Hogmanay is the Scots word for the last day of the year and is synonymous with the celebration of the New Year (Gregorian calendar) in the Scottish manner. It is normally followed by further celebration on the morning of New Year’s Day (1 January) or, in some cases, 2 January—a Scottish bank holiday. The origins of Hogmanay are unclear, but it may be derived from Norse and Gaelic observances. Customs vary throughout Scotland, and usually include gift-giving and visiting the homes of friends and neighbours, with special attention given to the first-foot, the first guest of the new year. The Edinburgh Hogmanay celebrations are among the largest in the world. Celebrations in Edinburgh in 1996–97 were recognised by the Guinness Book of Records as the world’s largest New Years party, with approximately 400,000 people in attendance. Numbers have since been restricted due to safety concerns.
Once tickets went on sale in 2015, I registered us for the torch like procession and the street festival on December 31. From there, I rented us a flat smack dab in the middle of Old Town’s Grassmarket neighborhood with a view of the castle, which turned out to be *excellent* forethought. You see, I thought I’d booked us exclusive tickets for that night, but when we arrived and got our wrist bands learned that our tickets only granted us access to the party area, not the exclusive party area. Since I generally dislike people – and really, really hate people who can’t hold their liquor – this turned out to be a bit of a problem since we were basically surrounded by 10,000 drunk idiots. In the end, we walked back to our flat, opened a bottle of bubbly, and watched the fireworks over the castle from our window sill. It was amazing. And the next day? We got up bright and early for dim sum, our New Years Day tradition going back more than a decade now, in some far, out of the way neighborhood before being taken to the airport. It was a crazy, wonderful, overwhelming weekend and I’m so happy we did it. Edinburgh is one of the most beautiful cities I’ve ever been to and seeing it all gussied up for the festival made it that much more scenic.

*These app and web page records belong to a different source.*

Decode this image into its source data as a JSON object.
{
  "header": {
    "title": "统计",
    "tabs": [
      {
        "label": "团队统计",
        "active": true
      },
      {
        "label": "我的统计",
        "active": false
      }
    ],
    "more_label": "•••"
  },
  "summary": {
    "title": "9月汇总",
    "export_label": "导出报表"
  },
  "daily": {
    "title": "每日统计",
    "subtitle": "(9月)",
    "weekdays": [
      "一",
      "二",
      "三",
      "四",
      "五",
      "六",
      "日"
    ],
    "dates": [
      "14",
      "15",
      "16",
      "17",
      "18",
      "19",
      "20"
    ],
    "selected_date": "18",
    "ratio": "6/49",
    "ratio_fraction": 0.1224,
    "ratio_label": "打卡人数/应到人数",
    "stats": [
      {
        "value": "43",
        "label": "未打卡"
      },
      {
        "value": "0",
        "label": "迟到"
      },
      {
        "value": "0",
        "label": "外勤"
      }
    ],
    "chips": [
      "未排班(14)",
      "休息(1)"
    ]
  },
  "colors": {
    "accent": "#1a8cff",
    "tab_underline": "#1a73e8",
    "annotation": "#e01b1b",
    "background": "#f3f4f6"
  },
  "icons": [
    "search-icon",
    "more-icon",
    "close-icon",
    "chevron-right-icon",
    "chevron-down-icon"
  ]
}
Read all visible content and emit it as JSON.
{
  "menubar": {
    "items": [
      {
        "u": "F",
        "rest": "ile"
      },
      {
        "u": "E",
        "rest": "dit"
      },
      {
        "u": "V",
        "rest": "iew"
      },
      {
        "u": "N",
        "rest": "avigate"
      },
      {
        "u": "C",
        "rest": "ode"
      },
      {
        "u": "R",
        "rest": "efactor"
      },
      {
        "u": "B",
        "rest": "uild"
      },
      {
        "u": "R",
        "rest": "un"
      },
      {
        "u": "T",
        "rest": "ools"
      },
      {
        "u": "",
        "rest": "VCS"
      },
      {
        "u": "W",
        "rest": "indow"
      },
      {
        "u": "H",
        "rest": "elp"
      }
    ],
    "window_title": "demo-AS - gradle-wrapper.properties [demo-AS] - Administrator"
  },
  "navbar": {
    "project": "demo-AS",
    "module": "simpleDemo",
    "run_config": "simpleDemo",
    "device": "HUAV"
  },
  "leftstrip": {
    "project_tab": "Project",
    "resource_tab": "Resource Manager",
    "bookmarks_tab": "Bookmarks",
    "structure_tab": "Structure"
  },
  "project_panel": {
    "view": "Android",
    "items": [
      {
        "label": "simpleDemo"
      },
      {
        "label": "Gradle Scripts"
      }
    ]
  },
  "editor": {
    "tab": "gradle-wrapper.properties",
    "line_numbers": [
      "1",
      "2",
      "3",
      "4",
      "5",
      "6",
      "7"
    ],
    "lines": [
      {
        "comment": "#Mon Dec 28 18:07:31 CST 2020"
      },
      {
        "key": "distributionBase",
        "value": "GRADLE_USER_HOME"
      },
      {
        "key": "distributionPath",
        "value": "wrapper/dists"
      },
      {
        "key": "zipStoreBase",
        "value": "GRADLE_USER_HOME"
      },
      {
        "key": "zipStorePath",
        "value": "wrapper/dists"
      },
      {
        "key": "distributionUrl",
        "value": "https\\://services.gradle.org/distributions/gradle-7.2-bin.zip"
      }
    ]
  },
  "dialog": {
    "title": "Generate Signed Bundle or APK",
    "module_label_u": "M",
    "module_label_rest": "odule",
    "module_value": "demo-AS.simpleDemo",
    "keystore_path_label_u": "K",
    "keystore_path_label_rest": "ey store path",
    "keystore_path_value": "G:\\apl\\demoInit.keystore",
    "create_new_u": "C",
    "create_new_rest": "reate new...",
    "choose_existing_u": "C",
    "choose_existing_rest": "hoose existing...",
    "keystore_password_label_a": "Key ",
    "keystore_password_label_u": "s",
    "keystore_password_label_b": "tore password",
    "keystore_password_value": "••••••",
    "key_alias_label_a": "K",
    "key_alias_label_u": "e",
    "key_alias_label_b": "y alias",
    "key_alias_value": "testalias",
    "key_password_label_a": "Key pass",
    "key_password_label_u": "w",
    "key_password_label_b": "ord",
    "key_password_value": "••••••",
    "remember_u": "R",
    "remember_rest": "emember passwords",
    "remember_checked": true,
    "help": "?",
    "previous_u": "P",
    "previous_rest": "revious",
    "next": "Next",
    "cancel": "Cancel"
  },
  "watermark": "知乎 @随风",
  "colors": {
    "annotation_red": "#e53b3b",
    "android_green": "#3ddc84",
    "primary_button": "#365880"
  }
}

If Hogmanay is something you’ve been thinking about doing, but have been on the fence about, I definitely recommend it. Heck, I’d go for the torchlit processional alone!